[0062] New schema 550 additionally includes line 590 that defines a specific portion of the restriction base. Line 590 of schema 550 functions similarly to line 530 of schema 500 described above. This attribute is referred to as a node symbol as well. In an example and referring to FIG. 5b, the node symbol identifies the element name “character,” further identifies the element name “qualification,” and redefines the type from a “string,” line 218 of FIG. 2a, to type attribute having a value of “newType.” In one embodiment, the combination of the restriction symbol and the node symbol is referred to as a node requirement. New schema 450 further includes lines 491-497 that define additional elements and attributes within the complextype name “newType.”

[0063] The schema 450 of FIG. 4b represents a reduced amount of code required to accomplish the same result as the schema of FIG. 3b. The schema of FIG. 3b utilizes 29 lines of code to accomplish its requirement while schema 450 of FIG. 4b utilizes 15 lines of code to accomplish the same requirement. The result is a reduction of almost 50% in the code necessary to accomplish the required result.

[0064] Once the new schema has identified the portion of the existing for reuse the schema is validated for use. Validation is conducted with any one of the validation programs, for example a parser, readily available in the art.

[0065] The above-described methods and implementation for reducing code within an extensible markup language program are example methods and implementations. These methods and implementations illustrate one possible approach for reducing code within an extensible markup language program. The actual implementation may vary from the method discussed. Moreover, various other improvements and modifications to this invention may occur to those skilled in the art, and those improvements and modifications will fall within the scope of this invention as set forth in the claims below.

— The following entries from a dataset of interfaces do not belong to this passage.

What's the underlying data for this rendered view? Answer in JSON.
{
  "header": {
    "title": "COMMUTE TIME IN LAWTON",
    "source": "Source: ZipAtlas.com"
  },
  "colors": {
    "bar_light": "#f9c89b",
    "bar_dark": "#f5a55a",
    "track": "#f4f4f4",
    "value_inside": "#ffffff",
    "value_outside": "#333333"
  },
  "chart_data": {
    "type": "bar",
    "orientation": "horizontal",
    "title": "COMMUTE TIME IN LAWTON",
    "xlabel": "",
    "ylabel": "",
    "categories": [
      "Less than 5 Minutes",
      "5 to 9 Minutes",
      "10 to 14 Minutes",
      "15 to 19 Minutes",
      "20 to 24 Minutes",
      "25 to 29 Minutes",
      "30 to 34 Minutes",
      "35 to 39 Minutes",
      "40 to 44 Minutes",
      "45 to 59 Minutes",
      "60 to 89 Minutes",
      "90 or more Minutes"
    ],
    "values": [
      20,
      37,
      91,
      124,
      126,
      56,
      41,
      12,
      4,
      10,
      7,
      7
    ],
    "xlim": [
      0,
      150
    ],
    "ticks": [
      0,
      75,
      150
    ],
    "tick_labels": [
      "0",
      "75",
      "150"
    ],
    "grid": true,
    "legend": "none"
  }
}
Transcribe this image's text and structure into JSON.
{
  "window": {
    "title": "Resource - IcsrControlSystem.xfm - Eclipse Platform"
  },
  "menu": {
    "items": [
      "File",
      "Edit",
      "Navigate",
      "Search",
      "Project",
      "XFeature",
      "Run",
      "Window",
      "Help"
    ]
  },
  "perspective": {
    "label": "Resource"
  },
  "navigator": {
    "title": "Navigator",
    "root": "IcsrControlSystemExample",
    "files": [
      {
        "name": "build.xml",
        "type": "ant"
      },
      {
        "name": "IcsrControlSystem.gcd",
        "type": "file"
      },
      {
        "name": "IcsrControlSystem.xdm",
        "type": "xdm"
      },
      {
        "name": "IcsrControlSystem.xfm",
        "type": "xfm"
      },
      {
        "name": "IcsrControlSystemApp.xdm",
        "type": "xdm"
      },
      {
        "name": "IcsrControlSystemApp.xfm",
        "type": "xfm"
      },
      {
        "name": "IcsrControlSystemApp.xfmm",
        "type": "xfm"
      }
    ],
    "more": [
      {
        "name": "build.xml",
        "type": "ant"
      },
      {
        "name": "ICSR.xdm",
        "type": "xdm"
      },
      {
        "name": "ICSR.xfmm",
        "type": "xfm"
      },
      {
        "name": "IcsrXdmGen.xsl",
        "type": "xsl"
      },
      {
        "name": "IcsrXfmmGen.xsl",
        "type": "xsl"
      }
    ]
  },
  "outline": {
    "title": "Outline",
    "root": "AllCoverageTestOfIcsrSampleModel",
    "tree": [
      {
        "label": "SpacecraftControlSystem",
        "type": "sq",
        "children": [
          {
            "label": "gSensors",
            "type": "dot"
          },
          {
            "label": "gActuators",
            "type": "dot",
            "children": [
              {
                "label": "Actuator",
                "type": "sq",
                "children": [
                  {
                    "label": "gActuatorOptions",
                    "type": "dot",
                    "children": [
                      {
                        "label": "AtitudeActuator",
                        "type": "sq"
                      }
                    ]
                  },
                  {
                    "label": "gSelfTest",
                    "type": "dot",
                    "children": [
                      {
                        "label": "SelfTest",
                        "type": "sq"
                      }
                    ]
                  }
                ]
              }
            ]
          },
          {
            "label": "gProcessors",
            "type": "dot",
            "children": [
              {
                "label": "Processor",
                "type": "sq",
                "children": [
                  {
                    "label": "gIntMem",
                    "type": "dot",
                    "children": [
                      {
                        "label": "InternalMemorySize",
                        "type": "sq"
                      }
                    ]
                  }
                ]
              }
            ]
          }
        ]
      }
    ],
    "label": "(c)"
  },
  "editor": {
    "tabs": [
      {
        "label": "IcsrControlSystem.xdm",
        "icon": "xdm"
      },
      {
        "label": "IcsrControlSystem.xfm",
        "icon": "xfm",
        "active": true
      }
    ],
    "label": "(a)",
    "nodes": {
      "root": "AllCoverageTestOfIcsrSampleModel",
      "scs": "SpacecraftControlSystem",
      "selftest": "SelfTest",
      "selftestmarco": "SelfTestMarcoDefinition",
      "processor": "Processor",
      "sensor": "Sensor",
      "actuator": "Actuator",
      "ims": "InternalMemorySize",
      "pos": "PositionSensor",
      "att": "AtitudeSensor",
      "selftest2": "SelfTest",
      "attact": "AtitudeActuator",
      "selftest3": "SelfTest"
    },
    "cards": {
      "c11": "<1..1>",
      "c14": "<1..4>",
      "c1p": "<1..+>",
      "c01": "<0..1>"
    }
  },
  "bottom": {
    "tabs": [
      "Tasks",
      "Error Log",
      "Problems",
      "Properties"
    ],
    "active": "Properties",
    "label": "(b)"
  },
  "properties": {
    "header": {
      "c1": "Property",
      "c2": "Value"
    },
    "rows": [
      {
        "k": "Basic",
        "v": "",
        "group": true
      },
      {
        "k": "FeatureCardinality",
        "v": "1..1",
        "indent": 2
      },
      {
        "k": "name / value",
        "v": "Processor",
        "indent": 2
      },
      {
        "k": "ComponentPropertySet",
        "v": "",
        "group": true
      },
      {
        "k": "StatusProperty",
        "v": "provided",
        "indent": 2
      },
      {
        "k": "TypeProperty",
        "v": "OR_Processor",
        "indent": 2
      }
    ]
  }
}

[0066] The present invention may be embodied in other specific forms without departing from its essential characteristics. The described embodiments are to be considered in all respects only as illustrative and not restrictive.